New documentary hopes prayer will help children and adults find their way home

Allana McdougallAPTN NewsA powerful film about reconnecting first nations youth with families is making its way across Canada.The long ride home documents a 600 kilometre journey by horseback that connected communities from Wahpeton to Wood Mountain Lakota Nation this past summer.”The horse will always find its way home and just like this ride, we’re creating awareness for our children to find their way home,” says Neil Sioux, who organized the ride and opens the film. “And I think that when we use these horses to pray, I honestly think that these children, some way, somehow, where ever their home is, that they’ll find their way home.”Director Steve Haining was asked to film the journey after developing a relationship with Sioux and the workers with QBOW Child and Family Services, an agency in Southern Saskatchewan.”There was like over a dozen riders that just came to support,” he said. “It was just beautiful to see like how you’d go to one community and then you’d see a whole bunch of people come and support and go for as long as they could on the ride and even if they couldn’t do the whole ride they were just like we’re here for you, we’ll be here to support you.“It’s just a beautiful thing.”Over 12 days, the ride visited six communities where people gathered in song and ceremony to pray for those who have been displaced.Sioux hopes the message will help people reconnect with home and culture.”But to actually take that chance and to try to look for family and to try to look for acceptance, I kind of think that that’s what this documentary does is it provides encouragement for people in that situation to reach out because these people in their communities,” Sioux said.“They probably never heard or they don’t know, there’s like nothing so I’m kinda hoping these stories will effect people in that way to search for their families to find out a lot of their history, to find out about their culture, to find out about how beautiful it is, how powerful it is.”The film will be screened at 40 festivals this year.Presently, it is being shown in Saskatchewan among communities that engaged with the ride.”I think that where the ride was addressing some very serious things, and people were talking about some of the hardest things in their life, in the film you kind of learn a couple of those stories very well, but I think that because everybody could relate to each other and go, okay this is where our starting point is,” said Haining“This is where we are.”A longer ceremonial ride is planned to travel between Wood Mountain and Wahpeton Saskatchewan this August.For more information, follow bring home the children ride and the long ride home on facebook. 

Video Journalist / Toronto

Allana is a graduate of the Indigenous Studies program at Trent University and the new media journalism program at Sheridan College.

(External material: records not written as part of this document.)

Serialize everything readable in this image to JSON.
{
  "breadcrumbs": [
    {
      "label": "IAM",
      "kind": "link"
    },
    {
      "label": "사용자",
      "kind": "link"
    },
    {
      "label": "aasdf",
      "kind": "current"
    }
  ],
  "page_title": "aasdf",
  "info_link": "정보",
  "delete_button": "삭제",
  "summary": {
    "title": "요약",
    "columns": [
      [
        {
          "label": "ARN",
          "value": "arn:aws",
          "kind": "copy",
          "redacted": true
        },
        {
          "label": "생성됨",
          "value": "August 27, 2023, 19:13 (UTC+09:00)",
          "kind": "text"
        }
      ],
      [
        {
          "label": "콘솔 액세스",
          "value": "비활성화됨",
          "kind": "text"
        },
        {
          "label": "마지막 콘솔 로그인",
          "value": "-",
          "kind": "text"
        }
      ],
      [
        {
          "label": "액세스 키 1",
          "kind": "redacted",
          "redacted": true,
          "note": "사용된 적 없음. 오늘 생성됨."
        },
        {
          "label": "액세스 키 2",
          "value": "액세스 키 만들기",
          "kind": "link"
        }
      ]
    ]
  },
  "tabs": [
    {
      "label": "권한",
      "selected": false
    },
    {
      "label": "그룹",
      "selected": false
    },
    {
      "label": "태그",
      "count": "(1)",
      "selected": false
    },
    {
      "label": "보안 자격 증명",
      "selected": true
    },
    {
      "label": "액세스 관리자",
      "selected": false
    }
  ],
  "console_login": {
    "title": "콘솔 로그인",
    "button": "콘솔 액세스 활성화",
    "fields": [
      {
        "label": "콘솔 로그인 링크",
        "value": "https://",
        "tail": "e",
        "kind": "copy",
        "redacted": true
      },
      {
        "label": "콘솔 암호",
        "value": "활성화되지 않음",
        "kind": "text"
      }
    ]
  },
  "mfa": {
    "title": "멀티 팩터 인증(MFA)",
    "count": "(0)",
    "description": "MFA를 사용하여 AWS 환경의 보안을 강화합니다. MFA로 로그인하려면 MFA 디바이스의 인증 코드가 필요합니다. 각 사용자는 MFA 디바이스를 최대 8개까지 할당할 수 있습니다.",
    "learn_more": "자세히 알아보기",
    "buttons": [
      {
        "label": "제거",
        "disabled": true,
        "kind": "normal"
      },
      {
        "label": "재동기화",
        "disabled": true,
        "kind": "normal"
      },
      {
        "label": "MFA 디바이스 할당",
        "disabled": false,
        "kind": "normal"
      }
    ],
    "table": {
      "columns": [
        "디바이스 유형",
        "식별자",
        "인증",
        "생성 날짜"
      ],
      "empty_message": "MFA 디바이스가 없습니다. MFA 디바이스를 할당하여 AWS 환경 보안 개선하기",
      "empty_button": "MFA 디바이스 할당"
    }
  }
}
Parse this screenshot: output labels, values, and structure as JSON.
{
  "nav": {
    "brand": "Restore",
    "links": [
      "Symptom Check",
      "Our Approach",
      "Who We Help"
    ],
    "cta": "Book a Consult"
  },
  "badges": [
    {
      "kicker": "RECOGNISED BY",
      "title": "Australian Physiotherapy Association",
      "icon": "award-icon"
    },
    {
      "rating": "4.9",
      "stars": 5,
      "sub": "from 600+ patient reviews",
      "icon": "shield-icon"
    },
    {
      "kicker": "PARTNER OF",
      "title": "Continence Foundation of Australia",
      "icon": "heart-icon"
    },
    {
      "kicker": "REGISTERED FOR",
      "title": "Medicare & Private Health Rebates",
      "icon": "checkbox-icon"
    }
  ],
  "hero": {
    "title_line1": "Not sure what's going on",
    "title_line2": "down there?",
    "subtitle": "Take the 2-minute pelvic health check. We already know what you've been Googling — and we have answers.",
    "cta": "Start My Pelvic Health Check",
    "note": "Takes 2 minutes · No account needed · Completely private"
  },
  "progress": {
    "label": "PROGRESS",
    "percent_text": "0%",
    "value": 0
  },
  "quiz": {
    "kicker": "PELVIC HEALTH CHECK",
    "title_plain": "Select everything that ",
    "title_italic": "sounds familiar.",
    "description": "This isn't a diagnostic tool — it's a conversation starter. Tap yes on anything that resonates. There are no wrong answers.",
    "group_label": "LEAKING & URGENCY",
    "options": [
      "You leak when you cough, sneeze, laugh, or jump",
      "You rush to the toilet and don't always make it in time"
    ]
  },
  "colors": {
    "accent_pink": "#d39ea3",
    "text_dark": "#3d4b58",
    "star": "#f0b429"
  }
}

She worked at Sudbury.com and TVO before coming to APTN National News where she now covers Indigenous stories in Southern Ontario as a video journalist. McDougall is a member of Hiawatha First Nation.